‘What happened?’ Megha asked, having read and confirmed the name on the label. Sunita’s legs felt heavy with exhaustion. It was past six in the evening and dark outside. This was the last patient. Megha needed to bathe, eat and sleep. Hopefully schools would reopen tomorrow. Although, she could hear the news reporter announcing that incidents of violence were spreading to other parts of the country now, and in all likelihood the bandh would continue. ‘Tincture,’ Dr Saab called gently from the other room, oblivious to the rumblings in the world outside of his sanctum. For a moment, Sunita stared at the chamber door blankly, not focused on anything. Then she transferred some of orange liquid from the big bottle into the small one in her hand and rushed back inside. Megha pored over the label of big bottle, but those were big words and numbers in very small print, and they didn’t tell her anything.


The next evening, Sunita came home alone. Dr Gupta was on a home visit. Megha and Mrs Gupta had eaten while Sunita waited for Dr Saab. Mrs Gupta sat on the sofa, knitting a multi-coloured sweater for Megha and catching up on the day’s events with Sunita. Megha lay with a new mystery book, her head in her dadi’s lap. Every few minutes, she looked up and followed Dadi’s fingers as they danced nimbly from one stitch to the next without looking at the needles. The only time she looked was when she had to change to a different coloured yarn. The soft fabric that grew from those needles waved gently with every stitch and brushed against Megha’s face.


Dr Gupta came home around nine and scrubbed and changed before sitting down to eat. He told them about the emergency. Sunita served food in both their plates while Megha and Mrs Gupta listened from the sofa. It turned out to be one of the men he had seen the day before. He had high fever and the skin around his wound had blisters.

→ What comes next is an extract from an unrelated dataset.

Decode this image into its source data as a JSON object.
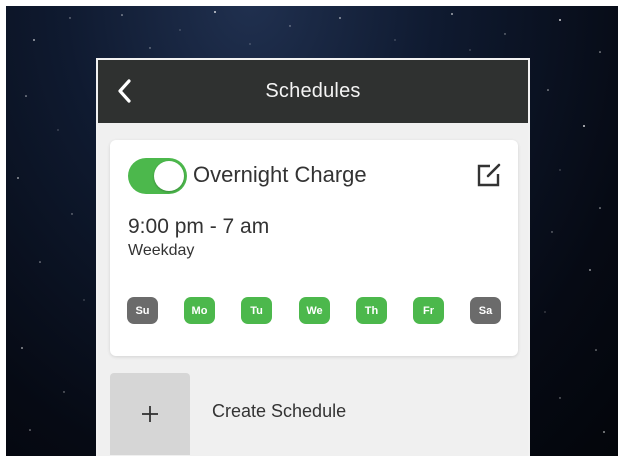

‘It got infected. I took him to the government hospital and got him admitted.’


‘Is he going to be alright?’ Mrs Gupta asked.


Sunita was staring blankly at the table, her brows coming together.


‘Should be. We’ll know tomorrow. I’ll check on him in the morning before clinic,’ he said.


Megha sprang and turned around to face them. ‘Was he the last one yesterday?’


He had seen far too many patients in the last two days to remember this and looked at her blankly.


‘The one with the broken arm? Right, Mummy?’ she prodded, now looking at Sunita, her head bursting with possibilities.


Sunita was jerked out of her reverie and turned to Megha. She did not say anything. Megha looked at her mother’s eyes and saw the answer staring at her. Silence hung heavy in the air. Megha slumped back into the sofa and sank her face in the warmth of her grandmother’s hold.



Nidhi Arora was born and raised in India. Having spent over a decade in Singapore, she now lives in London with her family. She writes short fiction, essays and reviews. Her work has been published in Cha, Quarterly Literary Review of SingaporeOpen Road ReviewThrice Fiction, Nanoism, Burningword, Mothers Always Write and other online and print publications.